How to Create a Winning Relationship
Don’t rush things. Take the time to really get to know each other.
Focus on positivity rather than negativity. Getting angry quickly or being harsh and critical will undermine and ruin even strong relationships. In contrast, being kind and gentle will help develop love.
Appreciate the little things the other person does. Don’t overlook their efforts; don’t just expect their help.
Enjoy the ways you’re different – and not clones of one another. It makes things interesting (and creates healthy space).
Don’t get into a rut so that you’re bored when you’re together. Keeping doing something different, or keep trying something new.
Learn how to be listener, someone who’s understanding, and helps their partner open up and share what’s bothering them.
Be loyal and committed, so trust can be established - that helps you both feel safe, and it will grow a strong, deep love.
- recognize that pleasure is a measure of freedom;
- notice what makes you feel good and what you are curious about;
- learn ways you can increase the amount of feeling-good time in your life, to have abundant pleasure;
- decrease any internal or projected shame or scarcity thinking around the pursuit of pleasure, quieting any voices of trauma that keep you from your full sacred sensual life;
- create more room for joy, wholeness, and aliveness (and less room for oppression, repression, self-denial and unnecessary suffering) in your life;
- identify strategies beyond denial or repression for navigating pleasure in relationship to others; and begin to understand the liberation possible when we collectively orient around pleasure and longing.
- Bonus: realize you are a pleasure activist!”
It is a human trait to organize things into categories. Inventing categories creates an illusion that there is an overriding rationale in the way that the world works.
Surfaces that are "easy to clean" also show dirt more.
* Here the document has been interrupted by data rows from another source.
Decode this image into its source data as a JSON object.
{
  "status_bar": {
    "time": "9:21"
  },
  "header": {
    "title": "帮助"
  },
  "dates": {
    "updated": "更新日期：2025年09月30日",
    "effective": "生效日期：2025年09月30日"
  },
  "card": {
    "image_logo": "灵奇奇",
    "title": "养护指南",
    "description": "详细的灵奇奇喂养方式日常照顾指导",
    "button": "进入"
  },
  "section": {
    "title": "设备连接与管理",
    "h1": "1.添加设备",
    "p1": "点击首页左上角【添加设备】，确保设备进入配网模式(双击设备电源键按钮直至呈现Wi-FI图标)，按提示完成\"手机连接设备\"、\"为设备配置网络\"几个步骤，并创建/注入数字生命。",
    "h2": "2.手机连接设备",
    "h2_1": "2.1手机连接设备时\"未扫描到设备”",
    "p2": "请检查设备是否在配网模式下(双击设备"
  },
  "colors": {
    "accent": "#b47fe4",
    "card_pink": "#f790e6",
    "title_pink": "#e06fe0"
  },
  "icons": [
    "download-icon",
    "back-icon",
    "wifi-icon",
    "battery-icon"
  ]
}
In reality a surface that camouflages dirt is much more practical than one that is easy to clean.
Maintenance takes time and energy that can sometimes impede other forms or progress such as learning about new things.
All materials ultimately deteriorate and show signs of wear. It is therefore important to create designs that will look better after years of distress.
A perfect filling system can sometimes decrease efficiency. For instance, when letters and bills are filed away too quickly, it is easy to forget to respond to them.
Many "progressive" designs actually hark back towards a lost idea of nature or a more "original form."
Ambiguity in visual design ultimately leads to a greater variety of functions than designs that are functionally fixed.
No matter how many options there are, it is human nature to always narrow things down to two polar, yet inextricably linked choices.
The creation of rules is more creative than the destruction of them. Creation demands a higher level of reasoning and draws connections between cause and effect. The best rules are never stable or permanent, but evolve, naturally according to content or need.
What makes us feel liberated is not total freedom, but rather living in a set of limitations that we have created and prescribed for ourselves.
Things that we think are liberating can ultimately become restrictive, and things that we initially think are controlling can sometimes give us a sense of comfort and security.
Ideas seem to gestate best in a void--- when that void is filled, it is more difficult to access them. In our consumption-driven society, almost all voids are filled, blocking moments of greater clarity and creativity. Things that block voids are called "avoids."
Sometimes if you can't change a situation, you just have to change the way you think about the situation.
People are most happy when they are moving towards something not quite yet attained (I also wonder if this extends as well to the sensation of physical motion in space. I believe that I am happier when I am in a plane or car because I am moving towards an identifiable and attainable goal.)
What you own, owns you.
Personal truths are often perceived as universal truths. For instance it is easy to imagine that a system or design works well for oneself will work for everyone else.